  • Next week's article will address self-management and leadership. In that vein, consider these quotes . . .
  • The Tightrope: Tensions in Leadership for Lawyers  (2/12/2008)
  • It shouldn't be a secret that certain tensions surround leadership for lawyers. This article examines a few prevalent tensions.
  • What Does Leadership Mean for Lawyers?  (1/29/2008)
  • Think of a leader you know. Perhaps this person is someone in your firm, someone you know through a bar organization, or perhaps even opposing counsel in a case you've had.
  • Does Leadership Matter for Lawyers?  (1/15/2008)
  • The first step on the leadership development path lies in revealing the many dimensions of leadership, which opens opportunities for a leader's growth. And it's that conversation where we begin by asking the question: Does Leadership Matter for Lawyers?
  • 2009 Archived Newsletters
  • Don't Underplay Yourself
  • When a law firm hires me to work with a junior associate, very often one part of the engagement centers of the associate's leadership presence and self-confidence - how he or she presents to others. (Of course, that focus is not by any means unique to junior associates.) Although reviewers may use a variety of words such as proactive, poised, assertive, or self-assured, they're usually looking to see to what extent the lawyer is able to present as a leader, as someone who is sufficiently self-confident to inspire others' confidence. Such a person typically contributes to conversations, asks insightful questions, and is willing to express an opinion or espouse a position.
  • The Successful Lawyers' Secret
  • It's been a bloody year for law firms, and all signals indicate that it's likely to get worse before it gets better. Even before last week's mass layoffs, the lateral market was slow. Those who have been considering a move may decide to stay put for now, and those who were laid off are facing some tough decisions.
  • Leadership That Gets Results
  • Daniel Goleman gained notoriety in the mid-1990s for identifying competencies related to "emotional intelligence," or the ability to perceive, regulate, understand, and work with emotions to enhance leadership. Those competencies are self-awareness, self-regulation, motivation, empathy, and social skill. Based on research by the consulting firm Hay/McBer, Goleman identifies six distinct leadership styles, each of which uses a unique combination of the emotional intelligence competencies.
  • If Your're Triggered, Send SOS (S)
  • One of my clients ("Bob") has had numerous bad experiences with opposing counsel. Over the last few years, he's felt more and more worn down by angry phone calls, disingenuous arguments, and general incivility.
  • Business Development for Leaders
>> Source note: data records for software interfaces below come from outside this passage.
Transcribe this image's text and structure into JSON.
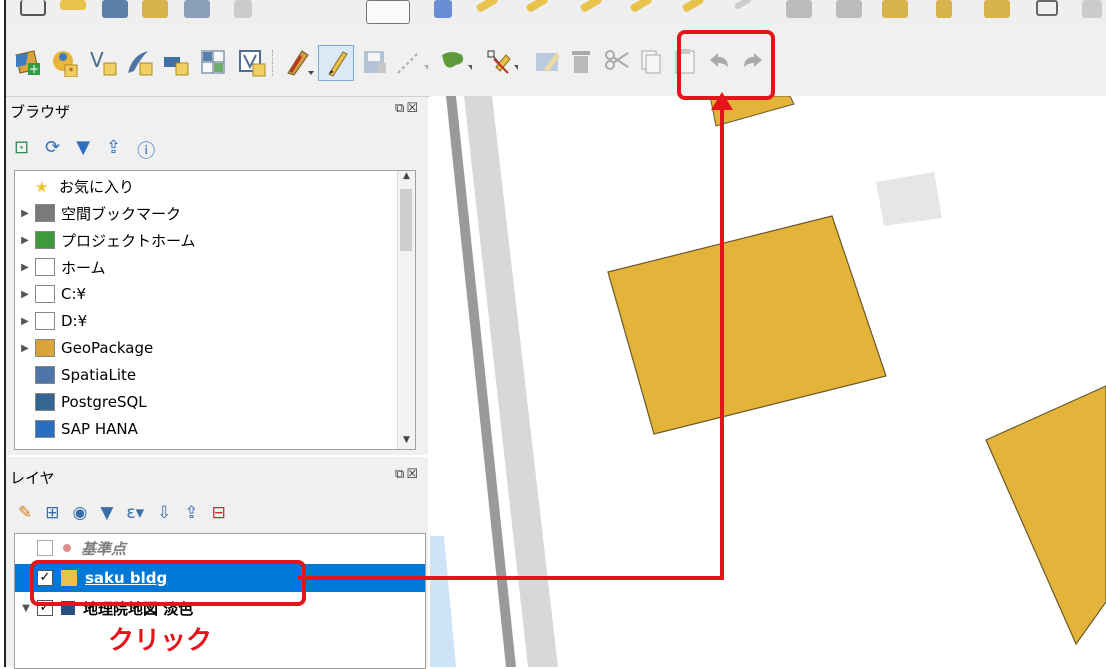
{
  "browser_panel": {
    "title": "ブラウザ",
    "items": [
      {
        "label": "お気に入り",
        "icon": "star-icon",
        "expandable": false
      },
      {
        "label": "空間ブックマーク",
        "icon": "bookmark-icon",
        "expandable": true
      },
      {
        "label": "プロジェクトホーム",
        "icon": "project-home-icon",
        "expandable": true
      },
      {
        "label": "ホーム",
        "icon": "home-folder-icon",
        "expandable": true
      },
      {
        "label": "C:¥",
        "icon": "folder-icon",
        "expandable": true
      },
      {
        "label": "D:¥",
        "icon": "folder-icon",
        "expandable": true
      },
      {
        "label": "GeoPackage",
        "icon": "geopackage-icon",
        "expandable": true
      },
      {
        "label": "SpatiaLite",
        "icon": "spatialite-icon",
        "expandable": false
      },
      {
        "label": "PostgreSQL",
        "icon": "postgresql-icon",
        "expandable": false
      },
      {
        "label": "SAP HANA",
        "icon": "sap-hana-icon",
        "expandable": false
      }
    ]
  },
  "layers_panel": {
    "title": "レイヤ",
    "layers": [
      {
        "label": "基準点",
        "checked": false
      },
      {
        "label": "saku bldg",
        "checked": true,
        "selected": true
      },
      {
        "label": "地理院地図 淡色",
        "checked": true
      }
    ]
  },
  "annotation": {
    "click_label": "クリック",
    "color": "#e5141b"
  },
  "colors": {
    "building_fill": "#e3b33a",
    "selection": "#0078d7"
  }
}
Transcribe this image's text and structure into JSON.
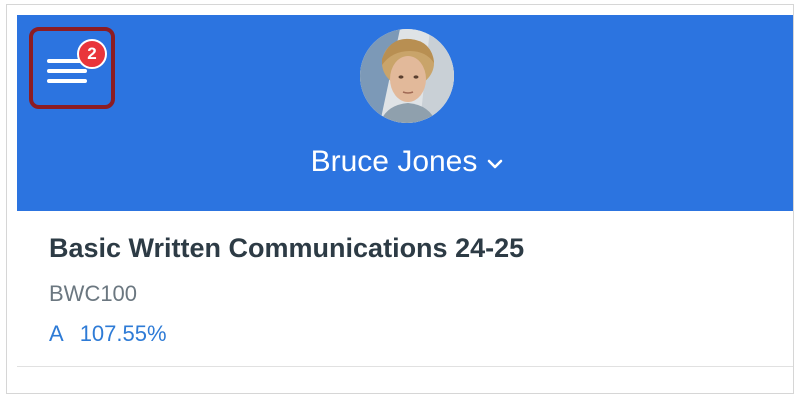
{
  "header": {
    "menu_badge_count": "2",
    "user_name": "Bruce Jones",
    "menu_icon": "hamburger-menu-icon",
    "dropdown_icon": "chevron-down-icon",
    "background_color": "#2c74e0",
    "badge_color": "#e9353b",
    "highlight_color": "#8c1c23"
  },
  "course": {
    "title": "Basic Written Communications 24-25",
    "code": "BWC100",
    "grade_letter": "A",
    "grade_percent": "107.55%",
    "grade_color": "#2e7bd6"
  }
}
  • Lawyers with whom I speak are often uncomfortable in rainmaking, especially in moving from a general conversation to one in which the lawyer might ask for a potential client's business. No one wants to appear pushy or desperate, and most lawyers have a natural aversion to selling themselves. A lawyer who's always self-promoting and trying to get business is not appealing. Nobody wants to talk with that kind of lawyer, and most of us don't want to be him or her.
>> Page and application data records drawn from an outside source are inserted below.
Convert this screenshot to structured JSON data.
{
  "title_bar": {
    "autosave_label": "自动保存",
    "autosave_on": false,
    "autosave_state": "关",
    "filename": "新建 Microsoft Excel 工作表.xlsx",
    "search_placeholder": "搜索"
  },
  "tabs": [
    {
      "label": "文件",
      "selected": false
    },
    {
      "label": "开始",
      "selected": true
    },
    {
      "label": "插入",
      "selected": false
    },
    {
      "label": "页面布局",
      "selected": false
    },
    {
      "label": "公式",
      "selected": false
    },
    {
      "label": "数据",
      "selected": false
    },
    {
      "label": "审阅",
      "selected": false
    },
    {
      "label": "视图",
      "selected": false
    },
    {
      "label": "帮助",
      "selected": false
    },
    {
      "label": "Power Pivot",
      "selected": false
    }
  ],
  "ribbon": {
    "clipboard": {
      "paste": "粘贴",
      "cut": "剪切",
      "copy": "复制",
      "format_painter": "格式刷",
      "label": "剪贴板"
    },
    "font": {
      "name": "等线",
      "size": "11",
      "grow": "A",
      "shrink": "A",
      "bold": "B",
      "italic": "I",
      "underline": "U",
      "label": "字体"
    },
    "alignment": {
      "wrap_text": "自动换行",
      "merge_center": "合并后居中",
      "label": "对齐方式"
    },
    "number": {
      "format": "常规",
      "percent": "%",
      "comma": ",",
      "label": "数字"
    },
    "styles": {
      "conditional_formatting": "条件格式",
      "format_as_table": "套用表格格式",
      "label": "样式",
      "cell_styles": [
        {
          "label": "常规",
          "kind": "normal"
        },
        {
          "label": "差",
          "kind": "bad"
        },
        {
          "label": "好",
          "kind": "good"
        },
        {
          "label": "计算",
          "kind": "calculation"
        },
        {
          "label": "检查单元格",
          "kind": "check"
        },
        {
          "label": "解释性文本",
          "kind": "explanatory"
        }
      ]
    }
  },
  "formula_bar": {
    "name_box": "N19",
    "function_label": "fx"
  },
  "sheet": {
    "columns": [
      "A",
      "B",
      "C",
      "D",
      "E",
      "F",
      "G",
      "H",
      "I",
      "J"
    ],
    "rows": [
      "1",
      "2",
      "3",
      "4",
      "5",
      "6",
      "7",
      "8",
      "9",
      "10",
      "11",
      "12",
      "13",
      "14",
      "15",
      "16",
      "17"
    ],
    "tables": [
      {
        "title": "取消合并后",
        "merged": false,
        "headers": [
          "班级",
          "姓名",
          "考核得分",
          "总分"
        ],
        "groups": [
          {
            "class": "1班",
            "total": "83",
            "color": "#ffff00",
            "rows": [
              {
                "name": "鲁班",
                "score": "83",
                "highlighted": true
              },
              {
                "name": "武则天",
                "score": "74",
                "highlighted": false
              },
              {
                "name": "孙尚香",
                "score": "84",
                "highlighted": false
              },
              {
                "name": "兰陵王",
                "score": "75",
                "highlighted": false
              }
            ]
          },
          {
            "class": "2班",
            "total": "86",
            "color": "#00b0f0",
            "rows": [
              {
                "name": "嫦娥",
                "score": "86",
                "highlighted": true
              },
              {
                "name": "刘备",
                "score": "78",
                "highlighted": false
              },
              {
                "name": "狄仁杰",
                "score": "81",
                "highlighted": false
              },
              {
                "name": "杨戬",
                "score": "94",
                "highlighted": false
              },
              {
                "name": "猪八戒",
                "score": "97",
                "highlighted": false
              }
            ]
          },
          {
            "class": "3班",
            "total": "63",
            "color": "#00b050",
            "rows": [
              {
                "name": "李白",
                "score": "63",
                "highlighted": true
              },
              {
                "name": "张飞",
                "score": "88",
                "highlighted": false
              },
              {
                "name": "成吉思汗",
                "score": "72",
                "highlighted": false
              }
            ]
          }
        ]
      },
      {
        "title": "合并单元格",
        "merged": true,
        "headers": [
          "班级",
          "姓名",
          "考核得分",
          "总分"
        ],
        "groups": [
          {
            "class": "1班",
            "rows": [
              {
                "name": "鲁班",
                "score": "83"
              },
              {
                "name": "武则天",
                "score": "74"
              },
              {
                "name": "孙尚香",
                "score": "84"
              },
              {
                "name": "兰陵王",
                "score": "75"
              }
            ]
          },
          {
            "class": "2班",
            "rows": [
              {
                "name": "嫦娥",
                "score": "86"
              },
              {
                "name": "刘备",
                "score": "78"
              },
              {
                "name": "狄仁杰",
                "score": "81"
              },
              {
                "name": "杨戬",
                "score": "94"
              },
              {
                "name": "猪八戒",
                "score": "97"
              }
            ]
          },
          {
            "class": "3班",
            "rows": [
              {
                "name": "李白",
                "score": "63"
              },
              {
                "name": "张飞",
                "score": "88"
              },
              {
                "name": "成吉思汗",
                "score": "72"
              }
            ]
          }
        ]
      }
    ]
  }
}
  • True North: Discover Your Authentic Leadership
  • True North: Discover Your Authentic Leadership is a useful book for those who seek to develop themselves as leaders. As the above quote indicates, this book is about the leader him- or herself: how the leader develops, and how to identify and interpret the sources that give rise to the authentic leadership.
  • Are You Insane?
  • I know you've been reading the negative legal news over the past few months. Some of you have been directly affected, and some fear that you might be hit next. Today's article presents the five steps that you must take now. These apply whether you're looking for a new job (voluntarily or otherwise), trying to make yourself more valuable so your practice will flourish or so you'll be considered indispensable at your firm, just starting out, a seasoned practitioner - you get the idea. These five steps are also critical in business development, so pay special attention if rainmaking is on your goal list for 2009.
JFlemingBrown signatureJulie A. Fleming, JD
Life at the Bar LLC
2107 North Decatur Road #281
Decatur, Georgia 30033-5305